→ **Task**
Reproduce the data word for word, keeping every line complete.

::::::

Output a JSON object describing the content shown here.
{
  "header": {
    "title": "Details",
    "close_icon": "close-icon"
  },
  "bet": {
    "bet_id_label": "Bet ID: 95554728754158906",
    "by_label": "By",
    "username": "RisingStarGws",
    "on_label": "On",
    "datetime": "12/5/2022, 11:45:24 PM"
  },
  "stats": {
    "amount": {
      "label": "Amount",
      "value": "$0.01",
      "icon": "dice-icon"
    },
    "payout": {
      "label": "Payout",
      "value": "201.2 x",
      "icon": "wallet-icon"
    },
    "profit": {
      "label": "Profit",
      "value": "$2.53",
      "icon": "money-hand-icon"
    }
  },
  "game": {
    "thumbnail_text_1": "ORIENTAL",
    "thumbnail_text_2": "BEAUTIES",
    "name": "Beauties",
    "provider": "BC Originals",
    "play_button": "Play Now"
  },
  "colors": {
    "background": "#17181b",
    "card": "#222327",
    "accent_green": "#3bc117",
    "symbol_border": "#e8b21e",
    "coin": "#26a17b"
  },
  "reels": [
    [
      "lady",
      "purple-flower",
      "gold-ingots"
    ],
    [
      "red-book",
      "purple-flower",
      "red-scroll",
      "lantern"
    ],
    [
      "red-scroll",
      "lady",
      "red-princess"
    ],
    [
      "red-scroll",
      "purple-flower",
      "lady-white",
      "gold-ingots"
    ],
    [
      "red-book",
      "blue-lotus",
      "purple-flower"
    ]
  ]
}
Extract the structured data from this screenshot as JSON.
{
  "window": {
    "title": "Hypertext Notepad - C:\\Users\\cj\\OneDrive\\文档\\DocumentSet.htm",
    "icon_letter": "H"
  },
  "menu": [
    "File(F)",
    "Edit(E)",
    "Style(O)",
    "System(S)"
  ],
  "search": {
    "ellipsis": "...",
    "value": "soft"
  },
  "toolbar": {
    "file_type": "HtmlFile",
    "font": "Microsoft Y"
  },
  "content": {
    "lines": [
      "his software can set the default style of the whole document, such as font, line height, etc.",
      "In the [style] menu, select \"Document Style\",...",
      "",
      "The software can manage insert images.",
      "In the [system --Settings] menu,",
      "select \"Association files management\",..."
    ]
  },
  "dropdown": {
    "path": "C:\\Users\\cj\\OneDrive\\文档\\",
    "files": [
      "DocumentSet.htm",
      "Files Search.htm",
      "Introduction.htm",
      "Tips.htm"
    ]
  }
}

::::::

→ **Answer space**
Output a JSON object describing the content shown here.
{
  "header": {
    "title": "Details",
    "close_icon": "close-icon"
  },
  "bet": {
    "bet_id_label": "Bet ID: 95554728754158906",
    "by_label": "By",
    "username": "RisingStarGws",
    "on_label": "On",
    "datetime": "12/5/2022, 11:45:24 PM"
  },
  "stats": {
    "amount": {
      "label": "Amount",
      "value": "$0.01",
      "icon": "dice-icon"
    },
    "payout": {
      "label": "Payout",
      "value": "201.2 x",
      "icon": "wallet-icon"
    },
    "profit": {
      "label": "Profit",
      "value": "$2.53",
      "icon": "money-hand-icon"
    }
  },
  "game": {
    "thumbnail_text_1": "ORIENTAL",
    "thumbnail_text_2": "BEAUTIES",
    "name": "Beauties",
    "provider": "BC Originals",
    "play_button": "Play Now"
  },
  "colors": {
    "background": "#17181b",
    "card": "#222327",
    "accent_green": "#3bc117",
    "symbol_border": "#e8b21e",
    "coin": "#26a17b"
  },
  "reels": [
    [
      "lady",
      "purple-flower",
      "gold-ingots"
    ],
    [
      "red-book",
      "purple-flower",
      "red-scroll",
      "lantern"
    ],
    [
      "red-scroll",
      "lady",
      "red-princess"
    ],
    [
      "red-scroll",
      "purple-flower",
      "lady-white",
      "gold-ingots"
    ],
    [
      "red-book",
      "blue-lotus",
      "purple-flower"
    ]
  ]
}
Extract the structured data from this screenshot as JSON.
{
  "window": {
    "title": "Hypertext Notepad - C:\\Users\\cj\\OneDrive\\文档\\DocumentSet.htm",
    "icon_letter": "H"
  },
  "menu": [
    "File(F)",
    "Edit(E)",
    "Style(O)",
    "System(S)"
  ],
  "search": {
    "ellipsis": "...",
    "value": "soft"
  },
  "toolbar": {
    "file_type": "HtmlFile",
    "font": "Microsoft Y"
  },
  "content": {
    "lines": [
      "his software can set the default style of the whole document, such as font, line height, etc.",
      "In the [style] menu, select \"Document Style\",...",
      "",
      "The software can manage insert images.",
      "In the [system --Settings] menu,",
      "select \"Association files management\",..."
    ]
  },
  "dropdown": {
    "path": "C:\\Users\\cj\\OneDrive\\文档\\",
    "files": [
      "DocumentSet.htm",
      "Files Search.htm",
      "Introduction.htm",
      "Tips.htm"
    ]
  }
}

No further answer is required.